Today, along with many other people around the world, I am celebrating Bloomsday. Bloomsday is named after one of the central characters, Leopold Bloom, in James Joyce’s novel ‘Ulysses’.
The events of the novel are firmly placed between 8am on June 16th 1904 and 2am the following morning. Which was, for Joyce, a commemoration of the day that he and his future wife Nora Barnacle first ‘stepped out’ together. The structure of the novel closely follows the events in Homer’s Odyssey, which describes the journey of Odysseus (in Latin, Ulysses), as he travels home to Ithaca from the Trojan War. But Joyce’s characters are ordinary citizens of Dublin having an ordinary day. Each of the eighteen episodes is written in a different style. It is a large and complex novel. Joyce wrote a couple of schemata for friends to help them understand his work. He ascribed each episode a meaning, a colour, a bodily organ. If you were thinking of reading it and want to get a handle on it first, you can find one of his schema here. Or if that puts you off, you could listen to Stephen Fry enthuse about the beauty of its language here.
Joyce wrote his novel between 1914 and 1921 and, between 1918 and 1920, an American magazine called the Little Review began to publish it in serial form. But publication was halted in 1920 when it became the subject of an obscenity trial. It was first published in its entirety in Paris in 1922. This first edition is said to have contained over two thousand errors. Other editions have tried to make corrections but just wound up making more, so the first edition may still be the most accurate.

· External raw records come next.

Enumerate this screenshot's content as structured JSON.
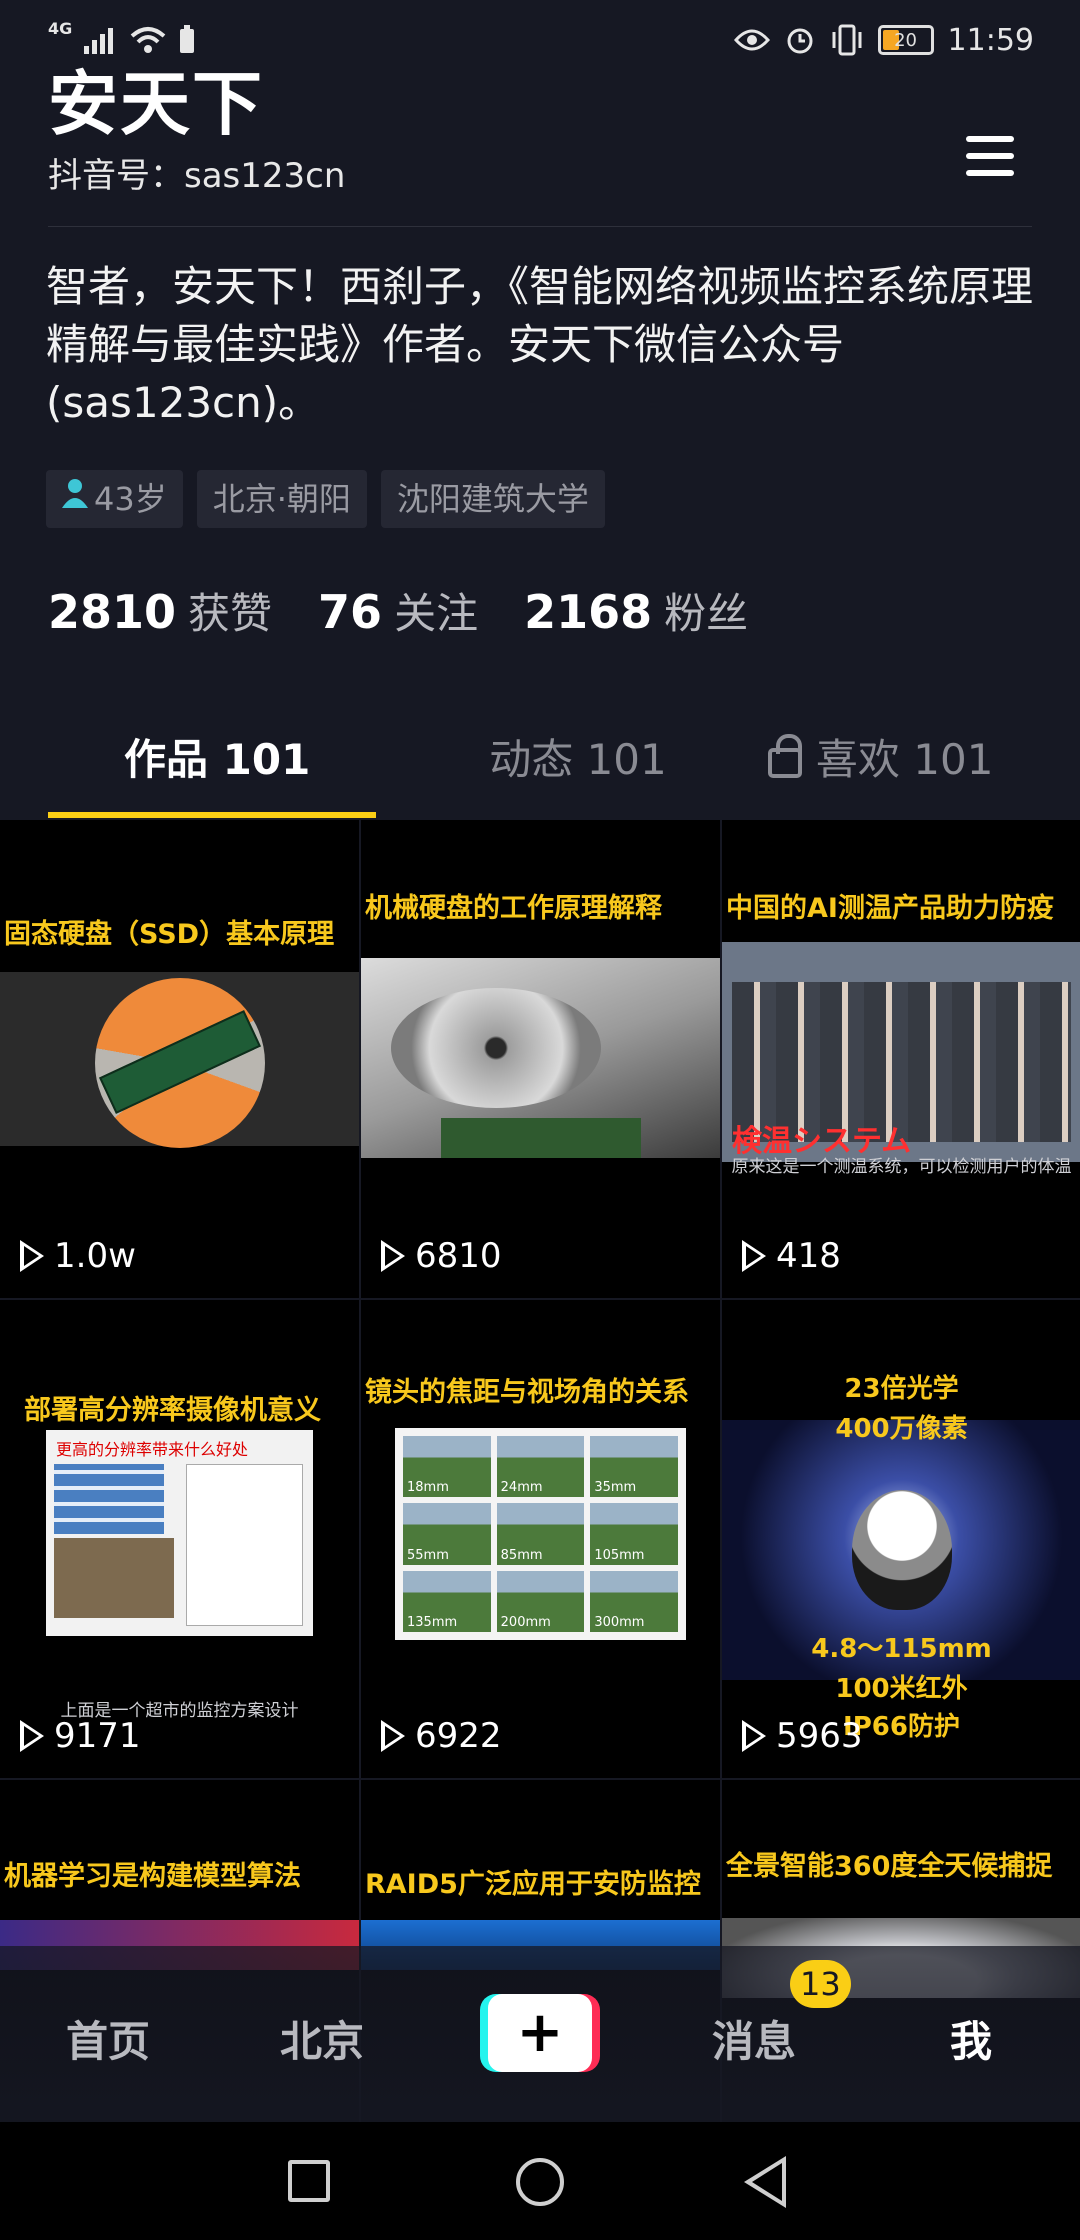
{
  "status_bar": {
    "network": "4G",
    "battery": "20",
    "time": "11:59"
  },
  "profile": {
    "name": "安天下",
    "douyin_id": "抖音号：sas123cn",
    "bio": "智者，安天下！西刹子，《智能网络视频监控系统原理精解与最佳实践》作者。安天下微信公众号(sas123cn)。",
    "tags": [
      "43岁",
      "北京·朝阳",
      "沈阳建筑大学"
    ]
  },
  "stats": [
    {
      "num": "2810",
      "label": "获赞"
    },
    {
      "num": "76",
      "label": "关注"
    },
    {
      "num": "2168",
      "label": "粉丝"
    }
  ],
  "tabs": [
    {
      "label": "作品 101"
    },
    {
      "label": "动态 101"
    },
    {
      "label": "喜欢 101"
    }
  ],
  "videos": [
    {
      "caption": "固态硬盘（SSD）基本原理",
      "plays": "1.0w"
    },
    {
      "caption": "机械硬盘的工作原理解释",
      "plays": "6810"
    },
    {
      "caption": "中国的AI测温产品助力防疫",
      "plays": "418",
      "overlay": "検温システム",
      "sub": "原来这是一个测温系统，可以检测用户的体温"
    },
    {
      "caption": "部署高分辨率摄像机意义",
      "plays": "9171",
      "doc_head": "更高的分辨率带来什么好处",
      "sub": "上面是一个超市的监控方案设计"
    },
    {
      "caption": "镜头的焦距与视场角的关系",
      "plays": "6922",
      "focals": [
        "18mm",
        "24mm",
        "35mm",
        "55mm",
        "85mm",
        "105mm",
        "135mm",
        "200mm",
        "300mm"
      ]
    },
    {
      "caption": "",
      "plays": "5963",
      "lines_top": [
        "23倍光学",
        "400万像素"
      ],
      "lines_bottom": [
        "4.8～115mm",
        "100米红外",
        "IP66防护"
      ]
    },
    {
      "caption": "机器学习是构建模型算法",
      "plays": ""
    },
    {
      "caption": "RAID5广泛应用于安防监控",
      "plays": ""
    },
    {
      "caption": "全景智能360度全天候捕捉",
      "plays": ""
    }
  ],
  "bottom_nav": {
    "home": "首页",
    "city": "北京",
    "plus": "+",
    "messages": "消息",
    "messages_badge": "13",
    "me": "我"
  },
  "colors": {
    "background": "#161823",
    "accent": "#face15",
    "caption": "#f8c81d"
  }
}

Bloomsday was first commemorated in a small way in 1924, twenty years after the events in the book. Joyce was in hospital following an eye operation. His friends sent him a bunch of blue and white flowers, which were the colours of the cover of his novel. Thirteen years after Joyce’s death, on June 16th 1954, three Irish novelists; Brian O’Nolan, Patrick Kavanagh and Anthony Cronin met with artist and critic John Ryan and Tom Joyce, a dentist who was Joyce’s cousin. They began at the Martello Tower at Sandy Cove which features in the opening scene. After hiring two old fashioned horse drawn cabs they intended to visit all the sites mentioned in the novel ending in what used to be the brothel quarter of the city. It didn’t start well. O’Nolan turned up drunk and there was a bit of an altercation when he and Kavanagh decided that they had to climb the tower. O’Nolan was eventually bundled into one of the cabs and they drank and sang their way around the city until they arrived at the Bailey pub in Duke Street, which belonged to Ryan. They never completed their odyssey, once there, they drank so much that they could go no further.
Bloomsday is now a massive event in Dublin. Many of the celebrations are organised by the James Joyce Museum which can be found at the Martello Tower mentioned above. People follow the route taken by Leopold Bloom in the novel. They often dress up as the characters from the novel, in Edwardian costume. There are readings and dramatisations of scenes from Ulysses. Pubs are crawled and special meals are served. The Bloomsday breakfast is popular. People like to eat the same meal enjoyed by Bloom, which is surprising as this is how Joyce describes it:
Mr Leopold Bloom ate with relish the inner organs of beasts and fowls. He liked thick giblet soup, nutty gizzards, a stuffed roast heart, liverslices fried with crustcrumbs, fried hencods’ roes. Most of all he liked grilled mutton kidneys which gave to his palate a fine tang of faintly scented urine.
Personally, I would prefer the Gorgonzola cheese sandwich and glass of burgundy he has for lunch. For hardcore fans, there are complete readings of the novel which can last for up to thirty-six hours. In 1982, Irish radio station RTÉ broadcast a complete reading and in 2004. To mark 100th anniversary of the events in the novel 10,000 people were served a special Irish Breakfast. In 2011, a global attempt was made to tweet the novel. Its organisers were not sure if it would produce something beatific or be a complete train wreck. I’m not sure how it went but it was certainly a magnificent idea.
Joyce was, at first, unsure whether June 16th would, in the future, be of any significance to anyone at all. He was rather bemused when he met people who loved it. One fan begged to kiss the hand that wrote Ulysses. He laughed and said: “no, that hand has done a lot of other things as well.”